*WHAT THE TASK REQUIRES*:
The entire listing that follows must be repeated exactly, pictures excluded.

*SUPPLIED DATA*:
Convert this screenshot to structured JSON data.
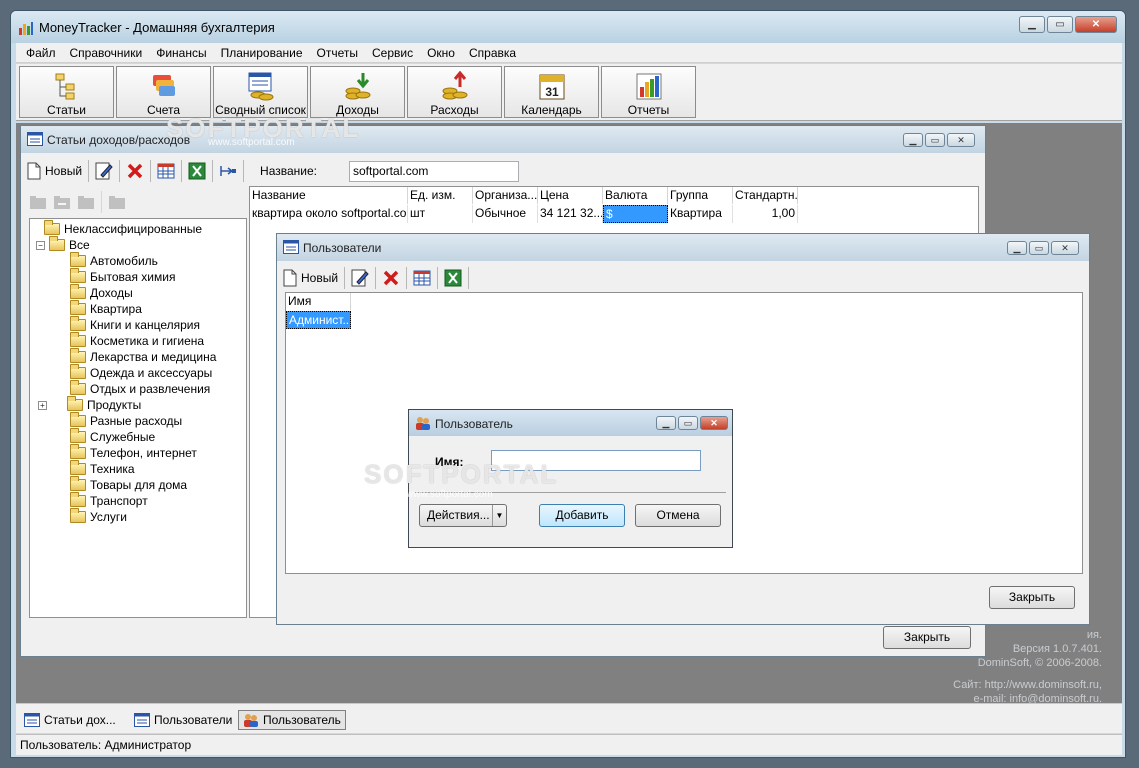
{
  "app": {
    "title": "MoneyTracker - Домашняя бухгалтерия"
  },
  "menu": [
    "Файл",
    "Справочники",
    "Финансы",
    "Планирование",
    "Отчеты",
    "Сервис",
    "Окно",
    "Справка"
  ],
  "toolbar": [
    "Статьи",
    "Счета",
    "Сводный список",
    "Доходы",
    "Расходы",
    "Календарь",
    "Отчеты"
  ],
  "calendar_day": "31",
  "articles": {
    "title": "Статьи доходов/расходов",
    "new_label": "Новый",
    "name_label": "Название:",
    "name_value": "softportal.com",
    "tree": {
      "root_unclassified": "Неклассифицированные",
      "root_all": "Все",
      "children": [
        "Автомобиль",
        "Бытовая химия",
        "Доходы",
        "Квартира",
        "Книги и канцелярия",
        "Косметика и гигиена",
        "Лекарства и медицина",
        "Одежда и аксессуары",
        "Отдых и развлечения",
        "Продукты",
        "Разные расходы",
        "Служебные",
        "Телефон, интернет",
        "Техника",
        "Товары для дома",
        "Транспорт",
        "Услуги"
      ]
    },
    "columns": [
      "Название",
      "Ед. изм.",
      "Организа...",
      "Цена",
      "Валюта",
      "Группа",
      "Стандартн..."
    ],
    "rows": [
      [
        "квартира около softportal.com",
        "шт",
        "Обычное",
        "34 121 32...",
        "$",
        "Квартира",
        "1,00"
      ]
    ],
    "close_label": "Закрыть"
  },
  "users": {
    "title": "Пользователи",
    "new_label": "Новый",
    "column": "Имя",
    "rows": [
      "Админист..."
    ],
    "close_label": "Закрыть"
  },
  "user_dialog": {
    "title": "Пользователь",
    "name_label": "Имя:",
    "name_value": "",
    "actions_label": "Действия...",
    "add_label": "Добавить",
    "cancel_label": "Отмена"
  },
  "info": {
    "partial_line": "ия.",
    "version": "Версия 1.0.7.401.",
    "copyright": "DominSoft, © 2006-2008.",
    "site": "Сайт: http://www.dominsoft.ru,",
    "email": "e-mail: info@dominsoft.ru."
  },
  "watermark": {
    "logo": "SOFTPORTAL",
    "url": "www.softportal.com"
  },
  "taskbar": [
    "Статьи дох...",
    "Пользователи",
    "Пользователь"
  ],
  "status": "Пользователь: Администратор"
}
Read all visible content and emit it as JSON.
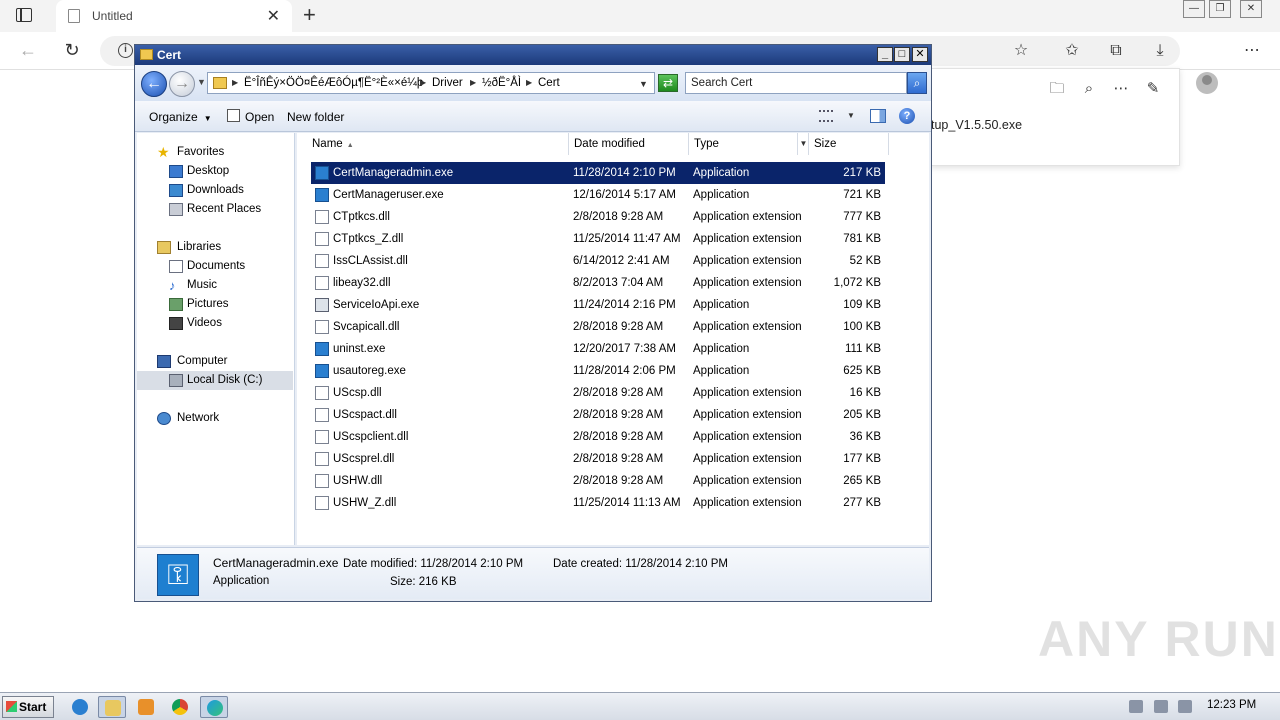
{
  "browser": {
    "tab_title": "Untitled",
    "download_filename": "tup_V1.5.50.exe"
  },
  "explorer": {
    "title": "Cert",
    "breadcrumbs": [
      "Ë°ÎñÊý×ÖÖ¤ÊéÆôÓµ¶Ë°²È«×é¼þ",
      "Driver",
      "½ðË°ÅÌ",
      "Cert"
    ],
    "search_placeholder": "Search Cert",
    "commands": {
      "organize": "Organize",
      "open": "Open",
      "new_folder": "New folder"
    },
    "nav": {
      "favorites": "Favorites",
      "desktop": "Desktop",
      "downloads": "Downloads",
      "recent_places": "Recent Places",
      "libraries": "Libraries",
      "documents": "Documents",
      "music": "Music",
      "pictures": "Pictures",
      "videos": "Videos",
      "computer": "Computer",
      "local_disk": "Local Disk (C:)",
      "network": "Network"
    },
    "columns": {
      "name": "Name",
      "date": "Date modified",
      "type": "Type",
      "size": "Size"
    },
    "files": [
      {
        "name": "CertManageradmin.exe",
        "date": "11/28/2014 2:10 PM",
        "type": "Application",
        "size": "217 KB",
        "icon": "key-icon",
        "selected": true
      },
      {
        "name": "CertManageruser.exe",
        "date": "12/16/2014 5:17 AM",
        "type": "Application",
        "size": "721 KB",
        "icon": "key-icon"
      },
      {
        "name": "CTptkcs.dll",
        "date": "2/8/2018 9:28 AM",
        "type": "Application extension",
        "size": "777 KB",
        "icon": "dll-icon"
      },
      {
        "name": "CTptkcs_Z.dll",
        "date": "11/25/2014 11:47 AM",
        "type": "Application extension",
        "size": "781 KB",
        "icon": "dll-icon"
      },
      {
        "name": "IssCLAssist.dll",
        "date": "6/14/2012 2:41 AM",
        "type": "Application extension",
        "size": "52 KB",
        "icon": "dll-icon"
      },
      {
        "name": "libeay32.dll",
        "date": "8/2/2013 7:04 AM",
        "type": "Application extension",
        "size": "1,072 KB",
        "icon": "dll-icon"
      },
      {
        "name": "ServiceIoApi.exe",
        "date": "11/24/2014 2:16 PM",
        "type": "Application",
        "size": "109 KB",
        "icon": "app-icon"
      },
      {
        "name": "Svcapicall.dll",
        "date": "2/8/2018 9:28 AM",
        "type": "Application extension",
        "size": "100 KB",
        "icon": "dll-icon"
      },
      {
        "name": "uninst.exe",
        "date": "12/20/2017 7:38 AM",
        "type": "Application",
        "size": "111 KB",
        "icon": "key-icon"
      },
      {
        "name": "usautoreg.exe",
        "date": "11/28/2014 2:06 PM",
        "type": "Application",
        "size": "625 KB",
        "icon": "key-icon"
      },
      {
        "name": "UScsp.dll",
        "date": "2/8/2018 9:28 AM",
        "type": "Application extension",
        "size": "16 KB",
        "icon": "dll-icon"
      },
      {
        "name": "UScspact.dll",
        "date": "2/8/2018 9:28 AM",
        "type": "Application extension",
        "size": "205 KB",
        "icon": "dll-icon"
      },
      {
        "name": "UScspclient.dll",
        "date": "2/8/2018 9:28 AM",
        "type": "Application extension",
        "size": "36 KB",
        "icon": "dll-icon"
      },
      {
        "name": "UScsprel.dll",
        "date": "2/8/2018 9:28 AM",
        "type": "Application extension",
        "size": "177 KB",
        "icon": "dll-icon"
      },
      {
        "name": "USHW.dll",
        "date": "2/8/2018 9:28 AM",
        "type": "Application extension",
        "size": "265 KB",
        "icon": "dll-icon"
      },
      {
        "name": "USHW_Z.dll",
        "date": "11/25/2014 11:13 AM",
        "type": "Application extension",
        "size": "277 KB",
        "icon": "dll-icon"
      }
    ],
    "details": {
      "filename": "CertManageradmin.exe",
      "type": "Application",
      "date_modified": "Date modified: 11/28/2014 2:10 PM",
      "size": "Size: 216 KB",
      "date_created": "Date created: 11/28/2014 2:10 PM"
    }
  },
  "watermark": "ANY RUN",
  "taskbar": {
    "start_label": "Start",
    "clock": "12:23 PM"
  }
}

*TASK OUTPUT*:
Convert this screenshot to structured JSON data.
{
  "app": {
    "title": "MoneyTracker - Домашняя бухгалтерия"
  },
  "menu": [
    "Файл",
    "Справочники",
    "Финансы",
    "Планирование",
    "Отчеты",
    "Сервис",
    "Окно",
    "Справка"
  ],
  "toolbar": [
    "Статьи",
    "Счета",
    "Сводный список",
    "Доходы",
    "Расходы",
    "Календарь",
    "Отчеты"
  ],
  "calendar_day": "31",
  "articles": {
    "title": "Статьи доходов/расходов",
    "new_label": "Новый",
    "name_label": "Название:",
    "name_value": "softportal.com",
    "tree": {
      "root_unclassified": "Неклассифицированные",
      "root_all": "Все",
      "children": [
        "Автомобиль",
        "Бытовая химия",
        "Доходы",
        "Квартира",
        "Книги и канцелярия",
        "Косметика и гигиена",
        "Лекарства и медицина",
        "Одежда и аксессуары",
        "Отдых и развлечения",
        "Продукты",
        "Разные расходы",
        "Служебные",
        "Телефон, интернет",
        "Техника",
        "Товары для дома",
        "Транспорт",
        "Услуги"
      ]
    },
    "columns": [
      "Название",
      "Ед. изм.",
      "Организа...",
      "Цена",
      "Валюта",
      "Группа",
      "Стандартн..."
    ],
    "rows": [
      [
        "квартира около softportal.com",
        "шт",
        "Обычное",
        "34 121 32...",
        "$",
        "Квартира",
        "1,00"
      ]
    ],
    "close_label": "Закрыть"
  },
  "users": {
    "title": "Пользователи",
    "new_label": "Новый",
    "column": "Имя",
    "rows": [
      "Админист..."
    ],
    "close_label": "Закрыть"
  },
  "user_dialog": {
    "title": "Пользователь",
    "name_label": "Имя:",
    "name_value": "",
    "actions_label": "Действия...",
    "add_label": "Добавить",
    "cancel_label": "Отмена"
  },
  "info": {
    "partial_line": "ия.",
    "version": "Версия 1.0.7.401.",
    "copyright": "DominSoft, © 2006-2008.",
    "site": "Сайт: http://www.dominsoft.ru,",
    "email": "e-mail: info@dominsoft.ru."
  },
  "watermark": {
    "logo": "SOFTPORTAL",
    "url": "www.softportal.com"
  },
  "taskbar": [
    "Статьи дох...",
    "Пользователи",
    "Пользователь"
  ],
  "status": "Пользователь: Администратор"
}
Read all visible content and emit it as JSON.
{
  "browser": {
    "tab_title": "Untitled",
    "download_filename": "tup_V1.5.50.exe"
  },
  "explorer": {
    "title": "Cert",
    "breadcrumbs": [
      "Ë°ÎñÊý×ÖÖ¤ÊéÆôÓµ¶Ë°²È«×é¼þ",
      "Driver",
      "½ðË°ÅÌ",
      "Cert"
    ],
    "search_placeholder": "Search Cert",
    "commands": {
      "organize": "Organize",
      "open": "Open",
      "new_folder": "New folder"
    },
    "nav": {
      "favorites": "Favorites",
      "desktop": "Desktop",
      "downloads": "Downloads",
      "recent_places": "Recent Places",
      "libraries": "Libraries",
      "documents": "Documents",
      "music": "Music",
      "pictures": "Pictures",
      "videos": "Videos",
      "computer": "Computer",
      "local_disk": "Local Disk (C:)",
      "network": "Network"
    },
    "columns": {
      "name": "Name",
      "date": "Date modified",
      "type": "Type",
      "size": "Size"
    },
    "files": [
      {
        "name": "CertManageradmin.exe",
        "date": "11/28/2014 2:10 PM",
        "type": "Application",
        "size": "217 KB",
        "icon": "key-icon",
        "selected": true
      },
      {
        "name": "CertManageruser.exe",
        "date": "12/16/2014 5:17 AM",
        "type": "Application",
        "size": "721 KB",
        "icon": "key-icon"
      },
      {
        "name": "CTptkcs.dll",
        "date": "2/8/2018 9:28 AM",
        "type": "Application extension",
        "size": "777 KB",
        "icon": "dll-icon"
      },
      {
        "name": "CTptkcs_Z.dll",
        "date": "11/25/2014 11:47 AM",
        "type": "Application extension",
        "size": "781 KB",
        "icon": "dll-icon"
      },
      {
        "name": "IssCLAssist.dll",
        "date": "6/14/2012 2:41 AM",
        "type": "Application extension",
        "size": "52 KB",
        "icon": "dll-icon"
      },
      {
        "name": "libeay32.dll",
        "date": "8/2/2013 7:04 AM",
        "type": "Application extension",
        "size": "1,072 KB",
        "icon": "dll-icon"
      },
      {
        "name": "ServiceIoApi.exe",
        "date": "11/24/2014 2:16 PM",
        "type": "Application",
        "size": "109 KB",
        "icon": "app-icon"
      },
      {
        "name": "Svcapicall.dll",
        "date": "2/8/2018 9:28 AM",
        "type": "Application extension",
        "size": "100 KB",
        "icon": "dll-icon"
      },
      {
        "name": "uninst.exe",
        "date": "12/20/2017 7:38 AM",
        "type": "Application",
        "size": "111 KB",
        "icon": "key-icon"
      },
      {
        "name": "usautoreg.exe",
        "date": "11/28/2014 2:06 PM",
        "type": "Application",
        "size": "625 KB",
        "icon": "key-icon"
      },
      {
        "name": "UScsp.dll",
        "date": "2/8/2018 9:28 AM",
        "type": "Application extension",
        "size": "16 KB",
        "icon": "dll-icon"
      },
      {
        "name": "UScspact.dll",
        "date": "2/8/2018 9:28 AM",
        "type": "Application extension",
        "size": "205 KB",
        "icon": "dll-icon"
      },
      {
        "name": "UScspclient.dll",
        "date": "2/8/2018 9:28 AM",
        "type": "Application extension",
        "size": "36 KB",
        "icon": "dll-icon"
      },
      {
        "name": "UScsprel.dll",
        "date": "2/8/2018 9:28 AM",
        "type": "Application extension",
        "size": "177 KB",
        "icon": "dll-icon"
      },
      {
        "name": "USHW.dll",
        "date": "2/8/2018 9:28 AM",
        "type": "Application extension",
        "size": "265 KB",
        "icon": "dll-icon"
      },
      {
        "name": "USHW_Z.dll",
        "date": "11/25/2014 11:13 AM",
        "type": "Application extension",
        "size": "277 KB",
        "icon": "dll-icon"
      }
    ],
    "details": {
      "filename": "CertManageradmin.exe",
      "type": "Application",
      "date_modified": "Date modified: 11/28/2014 2:10 PM",
      "size": "Size: 216 KB",
      "date_created": "Date created: 11/28/2014 2:10 PM"
    }
  },
  "watermark": "ANY RUN",
  "taskbar": {
    "start_label": "Start",
    "clock": "12:23 PM"
  }
}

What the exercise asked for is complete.